Red tide alert in Zambo Sur, Norte PDF Print E-mail
Sunday, 28 August 2011 17:07

The Bureau of Fisheries and Aquatic Resources (BFAR) issued Shellfish Bulletin No. 18 warning that all shellfish collected from Dumaquillas Bay in Zamboanga del Sur, Murcielagos Bay in Zamboanga del Norte and Misamis Oriental and in Masinloc Bay in the province of Zambales are “still positive for paralytic shellfish poison that is beyond the regulatory limit.”

The BFAR also warned that “Matarinao Bay in Eastern Samar is now positive for red tide toxin.” The bureau has banned the harvesting, selling, buying and consumption of mussels, clams and shrimp fry in these areas.

According to the bulletin, “all types of shellfish and Acetes sp. or alamang gathered” from these areas “are not safe for human consumption.” Fish, squid, shrimp and crab from these areas are safe to eat “provided that they are fresh and washed thoroughly and internal organs, such as gills and intestines, are removed before cooking.”

Paralytic Shellfish Poisoning (PSP), is classified as a life threatening syndrome. The symptoms are purely neurological and their onset is rapid. The duration of the red tide toxin’s effects lasts a few days in non-lethal cases. PSP symptoms include tingling, numbness and burning of the region within and surrounding the mouth and nose, ataxia or loss of muscle coordination, giddiness, drowsiness, fever, rashes, and staggering. The most severe cases of PSP result in respiratory arrest within 24 hours of consuming toxic shellfish.

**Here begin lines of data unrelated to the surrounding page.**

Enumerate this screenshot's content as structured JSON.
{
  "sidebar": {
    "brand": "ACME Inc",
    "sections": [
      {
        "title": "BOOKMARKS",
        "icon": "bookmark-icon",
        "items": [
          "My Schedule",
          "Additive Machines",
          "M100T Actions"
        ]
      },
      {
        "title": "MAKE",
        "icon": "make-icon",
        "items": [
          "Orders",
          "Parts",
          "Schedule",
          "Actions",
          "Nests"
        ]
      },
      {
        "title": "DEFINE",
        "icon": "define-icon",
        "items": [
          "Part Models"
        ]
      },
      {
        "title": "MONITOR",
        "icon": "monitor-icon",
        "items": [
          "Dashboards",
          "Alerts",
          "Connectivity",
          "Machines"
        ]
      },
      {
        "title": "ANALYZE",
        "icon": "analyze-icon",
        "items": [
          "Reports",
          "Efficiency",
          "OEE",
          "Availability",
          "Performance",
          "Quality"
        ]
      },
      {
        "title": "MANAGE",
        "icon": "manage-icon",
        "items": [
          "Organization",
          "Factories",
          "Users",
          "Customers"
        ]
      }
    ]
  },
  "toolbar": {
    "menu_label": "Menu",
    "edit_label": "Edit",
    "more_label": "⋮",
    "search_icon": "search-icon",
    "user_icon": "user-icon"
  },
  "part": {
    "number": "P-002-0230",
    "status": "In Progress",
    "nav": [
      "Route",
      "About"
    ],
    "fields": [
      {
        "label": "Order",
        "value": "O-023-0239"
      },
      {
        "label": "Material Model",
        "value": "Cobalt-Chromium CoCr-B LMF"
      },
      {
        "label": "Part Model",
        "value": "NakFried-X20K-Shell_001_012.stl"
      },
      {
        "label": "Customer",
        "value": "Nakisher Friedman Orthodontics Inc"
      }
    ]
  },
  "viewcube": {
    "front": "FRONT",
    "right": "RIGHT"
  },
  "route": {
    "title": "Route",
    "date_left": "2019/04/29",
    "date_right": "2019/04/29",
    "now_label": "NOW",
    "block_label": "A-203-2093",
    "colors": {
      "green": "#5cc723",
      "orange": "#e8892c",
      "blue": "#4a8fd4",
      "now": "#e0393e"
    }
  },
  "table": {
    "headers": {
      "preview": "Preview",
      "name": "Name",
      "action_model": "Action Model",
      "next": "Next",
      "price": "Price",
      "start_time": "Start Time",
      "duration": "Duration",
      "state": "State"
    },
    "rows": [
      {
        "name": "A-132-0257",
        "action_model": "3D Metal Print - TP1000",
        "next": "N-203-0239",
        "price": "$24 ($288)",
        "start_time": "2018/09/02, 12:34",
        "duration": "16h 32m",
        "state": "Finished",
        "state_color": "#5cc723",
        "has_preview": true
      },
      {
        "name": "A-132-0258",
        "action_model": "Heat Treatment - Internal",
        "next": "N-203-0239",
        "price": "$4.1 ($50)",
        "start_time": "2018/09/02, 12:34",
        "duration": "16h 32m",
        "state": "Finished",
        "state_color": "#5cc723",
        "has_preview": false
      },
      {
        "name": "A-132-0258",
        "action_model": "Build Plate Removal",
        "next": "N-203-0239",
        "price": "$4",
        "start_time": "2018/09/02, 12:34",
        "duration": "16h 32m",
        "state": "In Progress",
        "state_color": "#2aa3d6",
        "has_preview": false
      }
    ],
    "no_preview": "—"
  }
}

If the patient is not breathing or if a pulse is not detected, artificial respiration and cardiopulmonary resuscitation (CPR) may be needed as first aid. There is no antidote to the red tide toxin and supportive therapy is the rule for survivors to recover fully. PSP is prevented by large-scale proactive monitoring programs (assessing toxin levels in mussels, oysters, scallops, clams) and rapid closures of suspect or demonstrated toxic areas to harvest.

In the same bulletin, the BFAR said the following areas “continue to be free of toxic red tides”: Coastal waters of Cavite, Las Pinas, Paranaque, Navotas, Bulacan and Bataan in Manila Bay; the coastal waters of Bolinao, Anda, Alaminos and Bani in Pangasinan; the coastal waters of Milagros and Mandaon in Masbate; Juag Lagoon in Matnog and Sorsogon Bay in Sorsogon; Honda and Puerto Bays in Puerto Princesa City and Inner Malampaya Sound in Taytay, Palawan; the coastal waters of Pilar, President Roxas, Pontevedra, Panay, Roxas City, Ivisan and Sapian in Capiz; the coastal waters of E.B Magalona, Pontevedra, Pulupandan, Valladolid, Talisay City, Silay City, Bacolod City and San Enrique in Negros Occidental; Irong-Irong, Maqueda and Villareal Bays in Samar; Ormoc, San Pedro, Cancabato and Carigara Bays in Leyte; Biliran waters in Biliran Province; Hinatuan, Bislig and Lianga Bays in Surigao del Sur; Balite Bay in Mati, Davao Oriental and; Taguines Lagoon in Benoni Mahinog, Camiguin Island. — BFAR/PIA